This is a very feely podcast episode.
I know. I’m getting emotional right now.
That’s the way we want. We want people to get emotional. Okay. So those are all really, really good points and I think that’s great for actually a written testimonial. How would you go about getting a video testimonial about that? If you’ve interviewed someone, you’ve asked all these questions, would you say, “Okay, that’s great. Would you mind just doing a quick video testimonial just straight after this call?” Or how would you do that?
Yeah, well, video testimonials are absolutely amazing.
Lots of people are afraid of videos. So if you work with people that don’t mind doing them, then literally it is going to be the best thing.
Jump on it.
Definitely. And that’s why it’s so good that we work with personal brands because usually, they’ve got video going in their business and recording in a quick iPhone video is not going to be a problem. It might be different for you and your industry, but more than anything, I mean you’ve got the testimonial there by setting up a call with somebody and asking these questions. All you have to do, what you’re going to have to do anyway is actually put it into a document, something that they can read potentially on a video and the only final step rarely is you’ve got that testimonial in text that you’re going to add to your website.
Why not just send it to them and saying, “Would you mind recording a video?” Some businesses actually hire a video company to go out and sit with the client, actually shoot a video and do it all professionally. So it all depends on what industry you’re in. But for us, our clients generally don’t mind sticking their iPhone on a tripod and actually just reading the testimonial back to you, especially if you’ve gone through the effort of asking these questions and getting to the root cause of why they hired you in the first place and what amazing results that you got out of it in the end. And that’s the important thing. That’s what everybody wants. It’s what results did you get for these previous clients that I can imagine that you’re going to get for me as well? And that’s kind of overarching theme here, is to allow your potential customers to imagine getting the same results for them that you got for your previous clients.
Yeah, that’s a really really good point to end on it. It’s all about how they relate to the testimonial. Definitely. Okay. So I hope you found that episode useful. I thought it was really good there.
I found it useful.
Yeah. I found it useful. I was learning still. I know many of our listeners struggle with this. So maybe now you have a few action points to take away with you. If you didn’t already know, we do actually have a free Facebook group. We’d love you to join it. So head to jammydigital.com/Facebook. We do training, we do free website critiques and we’d love to help you get better results from your website. So feel free to join and say hello. So that’s it for today’s episode. We’ll see you next time on the Make Your Mark online podcast.
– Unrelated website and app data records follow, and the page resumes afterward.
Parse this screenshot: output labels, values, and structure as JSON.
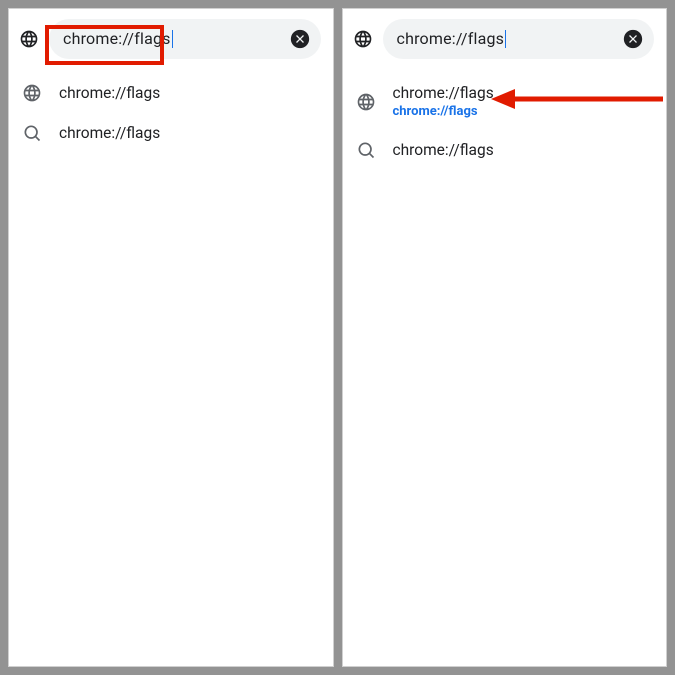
{
  "left": {
    "omnibox_value": "chrome://flags",
    "suggestions": [
      {
        "primary": "chrome://flags",
        "secondary": "",
        "icon": "globe"
      },
      {
        "primary": "chrome://flags",
        "secondary": "",
        "icon": "search"
      }
    ]
  },
  "right": {
    "omnibox_value": "chrome://flags",
    "suggestions": [
      {
        "primary": "chrome://flags",
        "secondary": "chrome://flags",
        "icon": "globe"
      },
      {
        "primary": "chrome://flags",
        "secondary": "",
        "icon": "search"
      }
    ]
  },
  "colors": {
    "annotation_red": "#e11b00",
    "link_blue": "#1a73e8",
    "text": "#202124",
    "muted": "#5f6368",
    "omnibox_bg": "#f1f3f4"
  }
}
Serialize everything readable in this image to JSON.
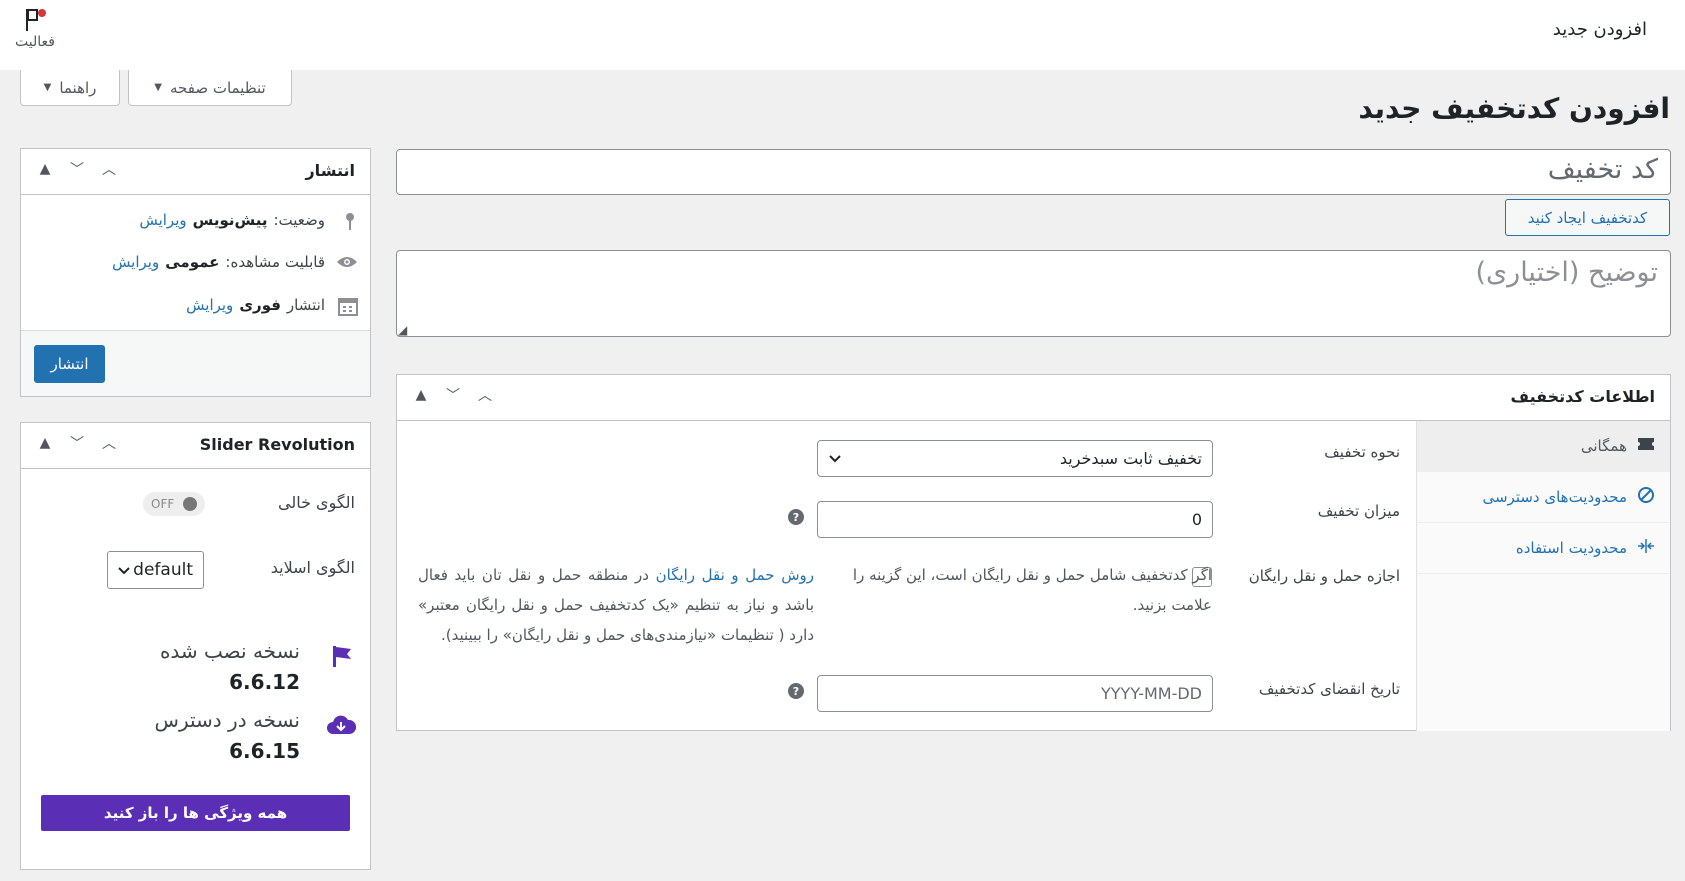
{
  "topbar": {
    "title": "افزودن جدید",
    "activity_label": "فعالیت"
  },
  "screen_buttons": {
    "page_settings": "تنظیمات صفحه",
    "help": "راهنما"
  },
  "page_title": "افزودن کدتخفیف جدید",
  "coupon_code": {
    "placeholder": "کد تخفیف"
  },
  "generate_button": "کدتخفیف ایجاد کنید",
  "description": {
    "placeholder": "توضیح (اختیاری)"
  },
  "coupon_data": {
    "title": "اطلاعات کدتخفیف",
    "tabs": [
      {
        "label": "همگانی",
        "icon": "ticket-icon"
      },
      {
        "label": "محدودیت‌های دسترسی",
        "icon": "ban-icon"
      },
      {
        "label": "محدودیت استفاده",
        "icon": "arrows-in-icon"
      }
    ],
    "discount_type": {
      "label": "نحوه تخفیف",
      "value": "تخفیف ثابت سبدخرید"
    },
    "amount": {
      "label": "میزان تخفیف",
      "value": "0"
    },
    "free_shipping": {
      "label": "اجازه حمل و نقل رایگان",
      "desc_before": "اگر کدتخفیف شامل حمل و نقل رایگان است، این گزینه را علامت بزنید.",
      "link": "روش حمل و نقل رایگان",
      "desc_after": "در منطقه حمل و نقل تان باید فعال باشد و نیاز به تنظیم «یک کدتخفیف حمل و نقل رایگان معتبر» دارد ( تنظیمات «نیازمندی‌های حمل و نقل رایگان» را ببینید)."
    },
    "expiry": {
      "label": "تاریخ انقضای کدتخفیف",
      "placeholder": "YYYY-MM-DD"
    },
    "help_glyph": "?"
  },
  "publish": {
    "title": "انتشار",
    "status_label": "وضعیت:",
    "status_value": "پیش‌نویس",
    "visibility_label": "قابلیت مشاهده:",
    "visibility_value": "عمومی",
    "publish_label": "انتشار",
    "publish_value": "فوری",
    "edit_link": "ویرایش",
    "publish_button": "انتشار"
  },
  "slider": {
    "title": "Slider Revolution",
    "blank_template_label": "الگوی خالی",
    "toggle_text": "OFF",
    "slide_template_label": "الگوی اسلاید",
    "slide_template_value": "default",
    "installed_label": "نسخه نصب شده",
    "installed_version": "6.6.12",
    "available_label": "نسخه در دسترس",
    "available_version": "6.6.15",
    "unlock_button": "همه ویژگی ها را باز کنید",
    "accent_color": "#5b2fb5"
  }
}
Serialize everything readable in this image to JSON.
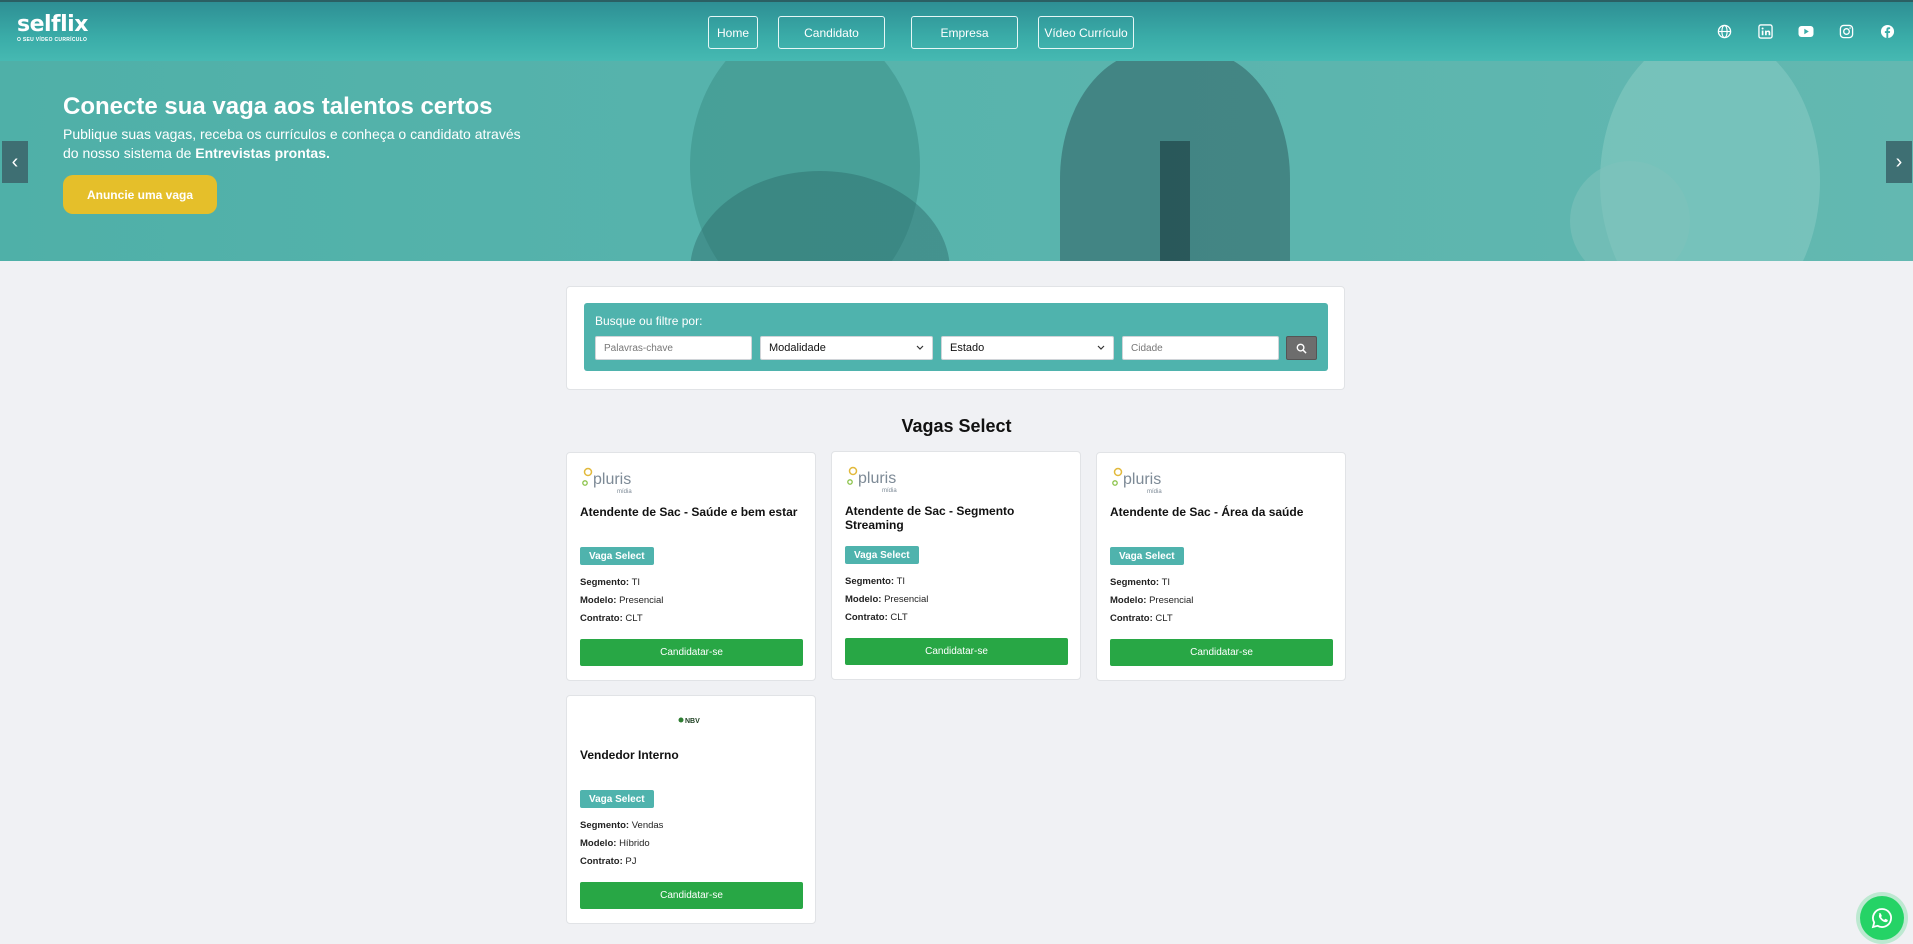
{
  "header": {
    "logo_text": "selflix",
    "logo_tagline": "O SEU VÍDEO CURRÍCULO",
    "nav": [
      {
        "label": "Home"
      },
      {
        "label": "Candidato"
      },
      {
        "label": "Empresa"
      },
      {
        "label": "Vídeo Currículo"
      }
    ],
    "social_icons": [
      "globe-icon",
      "linkedin-icon",
      "youtube-icon",
      "instagram-icon",
      "facebook-icon"
    ]
  },
  "hero": {
    "title": "Conecte sua vaga aos talentos certos",
    "subtitle_prefix": "Publique suas vagas, receba os currículos e conheça o candidato através do nosso sistema de ",
    "subtitle_bold": "Entrevistas prontas.",
    "cta_label": "Anuncie uma vaga",
    "prev_icon": "chevron-left-icon",
    "next_icon": "chevron-right-icon"
  },
  "search": {
    "label": "Busque ou filtre por:",
    "keywords_placeholder": "Palavras-chave",
    "modalidade_value": "Modalidade",
    "estado_value": "Estado",
    "cidade_placeholder": "Cidade",
    "button_icon": "search-icon"
  },
  "section_title": "Vagas Select",
  "jobs": [
    {
      "brand": "pluris",
      "brand_sub": "mídia",
      "title": "Atendente de Sac - Saúde e bem estar",
      "badge": "Vaga Select",
      "segmento_label": "Segmento:",
      "segmento": "TI",
      "modelo_label": "Modelo:",
      "modelo": "Presencial",
      "contrato_label": "Contrato:",
      "contrato": "CLT",
      "apply": "Candidatar-se"
    },
    {
      "brand": "pluris",
      "brand_sub": "mídia",
      "title": "Atendente de Sac - Segmento Streaming",
      "badge": "Vaga Select",
      "segmento_label": "Segmento:",
      "segmento": "TI",
      "modelo_label": "Modelo:",
      "modelo": "Presencial",
      "contrato_label": "Contrato:",
      "contrato": "CLT",
      "apply": "Candidatar-se"
    },
    {
      "brand": "pluris",
      "brand_sub": "mídia",
      "title": "Atendente de Sac - Área da saúde",
      "badge": "Vaga Select",
      "segmento_label": "Segmento:",
      "segmento": "TI",
      "modelo_label": "Modelo:",
      "modelo": "Presencial",
      "contrato_label": "Contrato:",
      "contrato": "CLT",
      "apply": "Candidatar-se"
    },
    {
      "brand": "NBV",
      "brand_sub": "",
      "title": "Vendedor Interno",
      "badge": "Vaga Select",
      "segmento_label": "Segmento:",
      "segmento": "Vendas",
      "modelo_label": "Modelo:",
      "modelo": "Híbrido",
      "contrato_label": "Contrato:",
      "contrato": "PJ",
      "apply": "Candidatar-se"
    }
  ],
  "colors": {
    "teal": "#4fb3ad",
    "green": "#28a745",
    "yellow": "#e5bf2a",
    "whatsapp": "#25d366"
  },
  "floating": {
    "icon": "whatsapp-icon"
  }
}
Web designer & marketer for small businesses. Martin is an experienced search engine and web design specialist, with over a decade of experience working with large corporations to small businesses.